That is part of a trend in the luxury sector. Indeed, European power players do not just appear to be quietly on the rebound, they are back with an emphatic bang.
The success is evident on Bond Street, where Wendi Liu, a visitor from China, joined the line outside the Gucci store, accompanied by her older sister. Clutching their iPhones, the pair wore oversize Gucci sunglasses and planned to shop for sneakers, loafers and possibly handbags once inside the boutique.
“I am completely obsessed,” Ms. Liu said.
The siblings expressed a deep admiration for Gucci’s so-called Renaissance Man, its bearded and charismatic creative director, Alessandro Michele.
In just over two years, and with the help of Gucci’s chief executive, Marco Bizzarri, Mr. Michele has spearheaded a striking turnaround in fortunes for the once-beleaguered fashion house, forged around his colorful and maximalist aesthetic, slick leather goods collections and savvy use of social media.

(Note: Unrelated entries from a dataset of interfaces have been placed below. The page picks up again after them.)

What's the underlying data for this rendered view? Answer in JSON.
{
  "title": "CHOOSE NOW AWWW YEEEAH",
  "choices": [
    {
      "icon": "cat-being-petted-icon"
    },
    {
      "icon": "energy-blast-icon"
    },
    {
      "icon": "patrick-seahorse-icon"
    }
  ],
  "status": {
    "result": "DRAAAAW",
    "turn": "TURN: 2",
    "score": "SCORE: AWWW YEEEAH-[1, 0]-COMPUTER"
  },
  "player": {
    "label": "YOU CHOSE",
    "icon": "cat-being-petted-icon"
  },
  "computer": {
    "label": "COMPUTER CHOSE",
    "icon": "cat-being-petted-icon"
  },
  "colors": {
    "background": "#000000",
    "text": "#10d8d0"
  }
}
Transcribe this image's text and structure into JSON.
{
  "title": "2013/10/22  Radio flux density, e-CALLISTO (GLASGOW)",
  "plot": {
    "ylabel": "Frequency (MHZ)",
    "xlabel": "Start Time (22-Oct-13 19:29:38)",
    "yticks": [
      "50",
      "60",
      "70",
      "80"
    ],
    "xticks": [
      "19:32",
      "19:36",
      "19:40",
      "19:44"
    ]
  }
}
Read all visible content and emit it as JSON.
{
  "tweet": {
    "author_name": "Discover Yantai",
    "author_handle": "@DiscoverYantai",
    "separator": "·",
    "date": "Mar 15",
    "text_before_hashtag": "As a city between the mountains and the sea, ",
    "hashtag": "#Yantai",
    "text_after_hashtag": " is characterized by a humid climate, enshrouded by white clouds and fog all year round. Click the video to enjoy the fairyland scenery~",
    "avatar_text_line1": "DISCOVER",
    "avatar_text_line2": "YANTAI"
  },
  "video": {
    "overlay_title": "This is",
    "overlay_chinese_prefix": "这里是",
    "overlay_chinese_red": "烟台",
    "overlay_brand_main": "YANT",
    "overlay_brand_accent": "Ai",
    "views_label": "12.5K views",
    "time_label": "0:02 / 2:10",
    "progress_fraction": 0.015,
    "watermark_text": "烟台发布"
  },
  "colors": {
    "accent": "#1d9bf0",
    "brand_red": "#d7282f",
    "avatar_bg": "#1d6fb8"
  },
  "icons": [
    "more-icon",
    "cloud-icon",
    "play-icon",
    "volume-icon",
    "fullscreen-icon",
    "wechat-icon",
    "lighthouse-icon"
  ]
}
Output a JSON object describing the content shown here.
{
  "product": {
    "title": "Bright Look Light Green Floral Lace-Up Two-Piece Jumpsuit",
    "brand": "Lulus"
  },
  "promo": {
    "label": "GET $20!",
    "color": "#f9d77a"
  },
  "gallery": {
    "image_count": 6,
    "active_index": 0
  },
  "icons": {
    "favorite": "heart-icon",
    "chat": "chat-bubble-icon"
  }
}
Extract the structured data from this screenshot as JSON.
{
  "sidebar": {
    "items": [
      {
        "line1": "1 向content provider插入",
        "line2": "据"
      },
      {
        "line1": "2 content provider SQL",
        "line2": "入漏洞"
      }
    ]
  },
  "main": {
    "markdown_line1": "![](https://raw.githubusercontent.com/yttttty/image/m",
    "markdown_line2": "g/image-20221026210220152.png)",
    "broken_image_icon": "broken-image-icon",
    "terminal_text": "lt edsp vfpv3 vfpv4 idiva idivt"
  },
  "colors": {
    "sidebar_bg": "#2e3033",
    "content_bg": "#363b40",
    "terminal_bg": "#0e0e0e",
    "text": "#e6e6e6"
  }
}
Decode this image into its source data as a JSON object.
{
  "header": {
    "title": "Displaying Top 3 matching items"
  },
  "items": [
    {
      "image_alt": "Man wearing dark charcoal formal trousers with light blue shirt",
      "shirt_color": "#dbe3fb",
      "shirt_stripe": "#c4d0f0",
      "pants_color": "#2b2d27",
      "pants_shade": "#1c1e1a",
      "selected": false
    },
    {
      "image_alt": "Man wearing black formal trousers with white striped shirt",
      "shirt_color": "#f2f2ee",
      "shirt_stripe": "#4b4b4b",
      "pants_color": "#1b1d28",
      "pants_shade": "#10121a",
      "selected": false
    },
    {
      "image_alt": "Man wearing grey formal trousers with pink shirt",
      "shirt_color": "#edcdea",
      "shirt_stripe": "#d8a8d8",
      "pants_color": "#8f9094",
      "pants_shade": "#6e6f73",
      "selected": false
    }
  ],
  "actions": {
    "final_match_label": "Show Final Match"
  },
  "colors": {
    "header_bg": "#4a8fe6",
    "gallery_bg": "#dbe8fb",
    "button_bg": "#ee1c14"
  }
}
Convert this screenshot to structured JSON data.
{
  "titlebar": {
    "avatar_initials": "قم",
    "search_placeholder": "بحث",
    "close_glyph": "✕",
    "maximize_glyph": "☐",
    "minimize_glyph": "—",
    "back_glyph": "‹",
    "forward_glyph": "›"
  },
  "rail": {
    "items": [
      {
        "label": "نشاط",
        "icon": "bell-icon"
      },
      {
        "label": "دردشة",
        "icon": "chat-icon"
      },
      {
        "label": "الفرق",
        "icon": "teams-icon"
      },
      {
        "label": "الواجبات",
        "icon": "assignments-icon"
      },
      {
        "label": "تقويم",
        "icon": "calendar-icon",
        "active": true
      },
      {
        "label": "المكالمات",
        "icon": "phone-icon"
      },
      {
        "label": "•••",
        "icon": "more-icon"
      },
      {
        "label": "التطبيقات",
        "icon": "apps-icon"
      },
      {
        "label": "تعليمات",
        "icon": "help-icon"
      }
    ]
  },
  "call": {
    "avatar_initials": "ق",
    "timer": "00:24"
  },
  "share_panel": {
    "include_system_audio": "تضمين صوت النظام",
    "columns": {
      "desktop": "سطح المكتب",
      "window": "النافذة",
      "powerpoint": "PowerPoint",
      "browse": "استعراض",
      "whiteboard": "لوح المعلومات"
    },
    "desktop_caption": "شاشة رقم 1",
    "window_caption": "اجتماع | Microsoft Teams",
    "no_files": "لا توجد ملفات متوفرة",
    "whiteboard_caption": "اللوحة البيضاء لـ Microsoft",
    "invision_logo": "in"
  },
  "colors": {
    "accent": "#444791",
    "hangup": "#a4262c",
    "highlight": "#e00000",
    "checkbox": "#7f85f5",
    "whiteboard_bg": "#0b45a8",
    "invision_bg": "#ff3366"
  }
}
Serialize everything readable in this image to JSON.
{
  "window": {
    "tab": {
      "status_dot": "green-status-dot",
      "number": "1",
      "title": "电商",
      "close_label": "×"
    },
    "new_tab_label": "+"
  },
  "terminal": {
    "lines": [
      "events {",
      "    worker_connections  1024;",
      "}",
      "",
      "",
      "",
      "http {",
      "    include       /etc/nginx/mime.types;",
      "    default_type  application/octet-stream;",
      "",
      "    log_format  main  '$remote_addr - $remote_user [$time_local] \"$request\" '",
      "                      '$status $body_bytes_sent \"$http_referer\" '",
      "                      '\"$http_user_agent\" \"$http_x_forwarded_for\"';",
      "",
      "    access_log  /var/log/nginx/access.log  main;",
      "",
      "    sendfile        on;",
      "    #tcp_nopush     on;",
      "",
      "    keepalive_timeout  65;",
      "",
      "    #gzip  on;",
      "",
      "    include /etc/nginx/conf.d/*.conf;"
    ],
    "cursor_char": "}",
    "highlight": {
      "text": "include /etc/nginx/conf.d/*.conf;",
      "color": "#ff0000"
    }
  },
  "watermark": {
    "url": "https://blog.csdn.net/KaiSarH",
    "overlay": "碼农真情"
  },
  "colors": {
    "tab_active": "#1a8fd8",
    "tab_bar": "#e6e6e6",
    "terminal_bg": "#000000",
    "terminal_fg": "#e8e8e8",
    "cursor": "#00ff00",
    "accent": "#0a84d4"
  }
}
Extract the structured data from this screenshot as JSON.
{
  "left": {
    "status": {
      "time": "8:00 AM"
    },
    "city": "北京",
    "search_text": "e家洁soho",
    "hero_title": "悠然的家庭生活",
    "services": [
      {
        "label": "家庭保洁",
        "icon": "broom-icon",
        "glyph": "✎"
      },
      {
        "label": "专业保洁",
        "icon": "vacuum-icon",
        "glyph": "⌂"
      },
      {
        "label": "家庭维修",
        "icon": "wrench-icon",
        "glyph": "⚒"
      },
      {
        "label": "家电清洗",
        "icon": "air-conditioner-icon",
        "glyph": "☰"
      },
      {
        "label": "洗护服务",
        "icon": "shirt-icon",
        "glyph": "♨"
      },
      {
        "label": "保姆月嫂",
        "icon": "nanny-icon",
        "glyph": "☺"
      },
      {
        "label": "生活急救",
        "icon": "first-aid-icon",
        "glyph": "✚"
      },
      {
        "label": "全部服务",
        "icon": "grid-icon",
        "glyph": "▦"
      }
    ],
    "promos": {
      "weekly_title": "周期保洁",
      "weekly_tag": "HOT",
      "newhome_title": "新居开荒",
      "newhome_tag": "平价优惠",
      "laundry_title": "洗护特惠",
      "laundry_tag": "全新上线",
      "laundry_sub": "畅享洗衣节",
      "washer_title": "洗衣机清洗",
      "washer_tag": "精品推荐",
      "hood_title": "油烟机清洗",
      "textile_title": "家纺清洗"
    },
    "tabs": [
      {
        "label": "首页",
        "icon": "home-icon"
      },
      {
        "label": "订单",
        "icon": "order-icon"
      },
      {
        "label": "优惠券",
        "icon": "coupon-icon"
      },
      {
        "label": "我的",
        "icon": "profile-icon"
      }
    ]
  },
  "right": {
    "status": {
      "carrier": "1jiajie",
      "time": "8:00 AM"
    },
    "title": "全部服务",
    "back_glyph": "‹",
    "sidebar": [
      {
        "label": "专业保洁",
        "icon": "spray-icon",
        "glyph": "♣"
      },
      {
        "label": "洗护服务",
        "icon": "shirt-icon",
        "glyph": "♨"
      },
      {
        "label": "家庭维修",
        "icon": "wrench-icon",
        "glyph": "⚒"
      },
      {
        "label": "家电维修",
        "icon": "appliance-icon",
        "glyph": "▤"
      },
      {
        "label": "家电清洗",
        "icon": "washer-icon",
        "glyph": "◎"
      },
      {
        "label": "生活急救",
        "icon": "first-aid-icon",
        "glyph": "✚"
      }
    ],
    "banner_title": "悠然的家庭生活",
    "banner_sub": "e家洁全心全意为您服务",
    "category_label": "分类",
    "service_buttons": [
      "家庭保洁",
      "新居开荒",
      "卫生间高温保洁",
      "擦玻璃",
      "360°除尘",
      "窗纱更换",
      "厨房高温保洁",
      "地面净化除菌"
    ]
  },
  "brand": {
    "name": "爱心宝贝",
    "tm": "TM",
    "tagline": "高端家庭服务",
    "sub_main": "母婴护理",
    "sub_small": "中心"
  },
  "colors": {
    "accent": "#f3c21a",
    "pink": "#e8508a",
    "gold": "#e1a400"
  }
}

“I love the clothes and the advertising campaigns, but the bags are really why I am here,” said Julieta Vega, a tourist from Spain on a weekend trip. She already had three Gucci handbags, and added that every time she went abroad she visited the local Gucci store. “You never know what they might have there that you can’t get anywhere else,” Ms. Vega said.
Customers like Ms. Liu and Ms. Vega are propelling a resurgence for Gucci and its parent company.
Kering, which also owns brands like Balenciaga and Alexander McQueen, said that total like-for-like sales grew 26.5 percent year-on-year in the first six months of 2017 to 7.3 billion euros, or $8.5 billion, while recurring operating income increased 57.1 percent to nearly €1.3 billion, both of which outperformed analysts’ estimates.
The results paint a markedly more positive picture than previous years for European luxury companies.
Last year, the global market for personal luxury goods failed to grow for the first time since the financial crisis, stalling at €249 billion, according to the consulting firm Bain & Company. The sector had been hit by an economic slowdown in China, currency volatility harming the bottom line, and customer sentiment that was damped by violence and terrorist attacks.
That is now changing, and the performance of European marques this year has been bolstered by a resurgence in Chinese consumer spending, both at home and abroad, a recovery in Europe’s tourism sector, and efforts by luxury brands to identify and respond to the tastes of specific groups of consumers, particularly millennials.
Louis Vuitton, for example, unveiled a wildly popular collaboration with the cult streetwear label Supreme last month, via limited–edition drops in pop-up stores around the world, a sales strategy embraced by under-25s. Gucci, which has a strong and varied digital base, was one of the first brands to display its shows on Snapchat and has said that millennials make up almost half of its consumer base.
“The market is facing a ‘newness imperative’ as many luxury consumers — especially Chinese shoppers who buy more and more frequently — already own enough of the core pieces and staples,” said Luca Solca, who heads luxury research at Exane BNP Paribas. “Hence they will only part with their money if brands bring them something really new and exciting. Those on top are the brands who have recognized that.”
The success of European luxury giants stands in contrast to their rivals across the Atlantic.
Having failed to maintain an adequate balance between ubiquity and exclusivity — a formula that has come to dictate the success or failure of a modern luxury brand — the likes of Ralph Lauren, Michael Kors and Coach are now grappling with the effects of overexposure and a devaluation of their brand in the eyes of shoppers.
An overexpanded store network, excessive discounting and an overreliance on outlet sales have hit their results hard. To make matters worse, traffic to shopping malls and department stores in North America has been in a long-running decline, and online competitors, most notably Amazon, are making headway.
Unlike LVMH and Kering, companies that eschewed discounting to maintain pricing power and market position, affordable-luxury kingpins in the United States chased meteoric growth targets, which have since come crashing down.
Several are now locked in an arms race to buy up new brands both to increase growth and to diversify. In May, Coach bought the handbag brand Kate Spade for $2.4 billion, and this week Michael Kors looked upmarket — and to Europe — for its first major acquisition, buying the luxury London-based shoemaker Jimmy Choo for $1.2 billion.
With shoppers appearing to gravitate toward extreme ends of the spectrum — either toward fast-fashion giants like Zara and H&M, or top-tier houses like Gucci and Fendi — those that occupied the “middle market” have been left painfully exposed.
Despite their glowing reported results, however, even the European power players voiced caution.
Bernard Arnault, the chairman and chief executive of LVMH, warned that its results had been helped by the favorable comparison against results from a year ago, when sales were hit by a fall in tourists to Paris after terrorist attacks in France.
Kering, meanwhile, warned that a stronger euro could hurt sales and curb tourism, resulting in more moderate growth in the future.
Still, its Gucci brand accounts for around half of Kering’s total sales. And this week, at the Gucci Bond Street store, customer appetite showed no sign of slowing. Though the line outside the shop had been short in the morning, come lunchtime it was snaking around the block.